What you are asked to do ▸ Copy every entry exactly, but skip the pictures.
START Exercise data
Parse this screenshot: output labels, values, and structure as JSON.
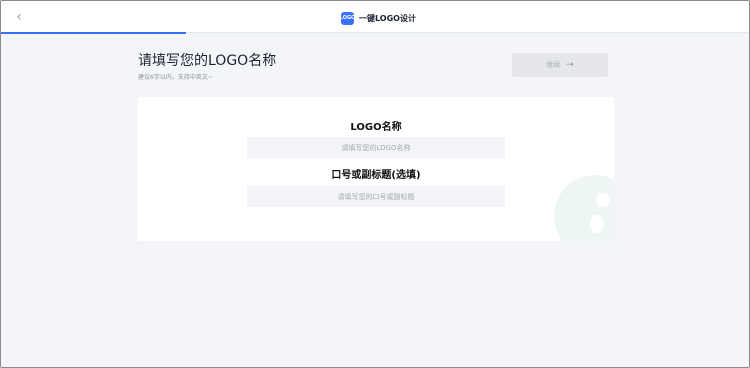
{
  "header": {
    "back_glyph": "‹",
    "brand_logo_text": "LOGO",
    "brand_name": "一键LOGO设计",
    "accent_color": "#3a6ff7"
  },
  "page": {
    "title": "请填写您的LOGO名称",
    "subtitle": "建议6字以内，支持中英文~",
    "next_button_label": "继续",
    "next_button_arrow": "→"
  },
  "form": {
    "name_label": "LOGO名称",
    "name_placeholder": "请填写您的LOGO名称",
    "slogan_label": "口号或副标题(选填)",
    "slogan_placeholder": "请填写您的口号或副标题"
  }
}
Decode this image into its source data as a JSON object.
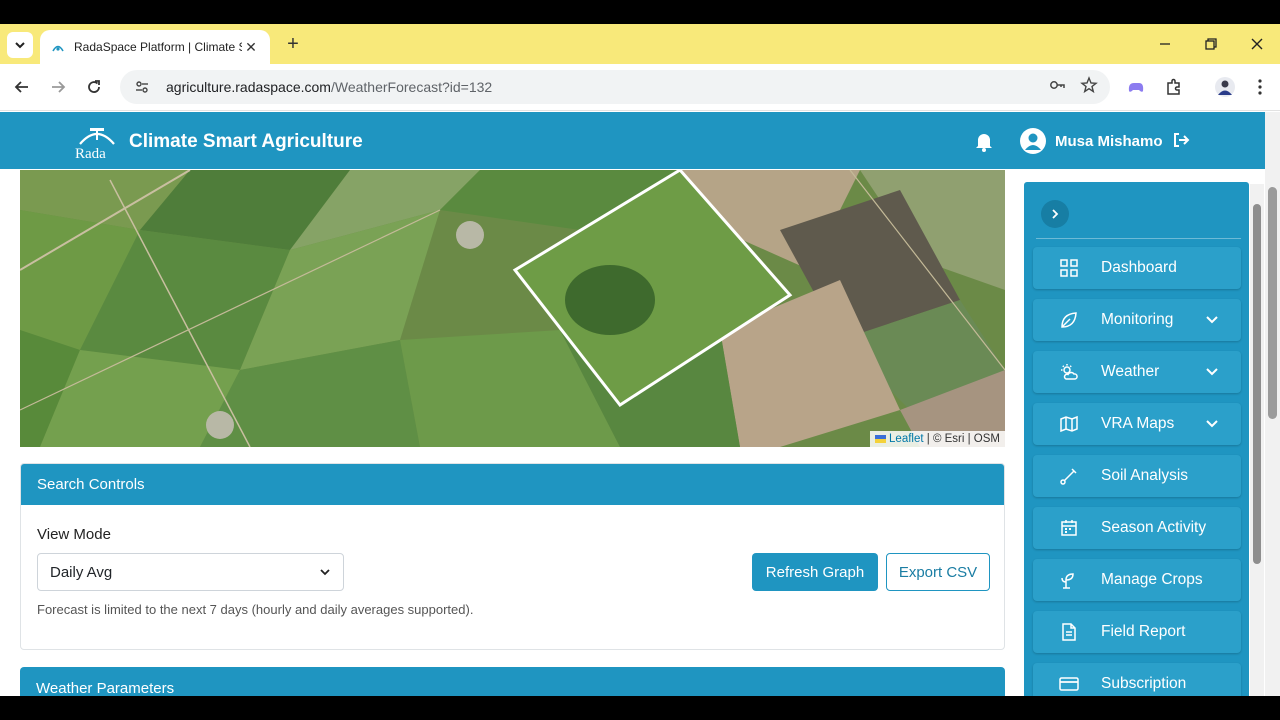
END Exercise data
Response to this exercise ▸
Parse this screenshot: output labels, values, and structure as JSON.
{
  "header": {
    "back_glyph": "‹",
    "brand_logo_text": "LOGO",
    "brand_name": "一键LOGO设计",
    "accent_color": "#3a6ff7"
  },
  "page": {
    "title": "请填写您的LOGO名称",
    "subtitle": "建议6字以内，支持中英文~",
    "next_button_label": "继续",
    "next_button_arrow": "→"
  },
  "form": {
    "name_label": "LOGO名称",
    "name_placeholder": "请填写您的LOGO名称",
    "slogan_label": "口号或副标题(选填)",
    "slogan_placeholder": "请填写您的口号或副标题"
  }
}
Decode this image into its source data as a JSON object.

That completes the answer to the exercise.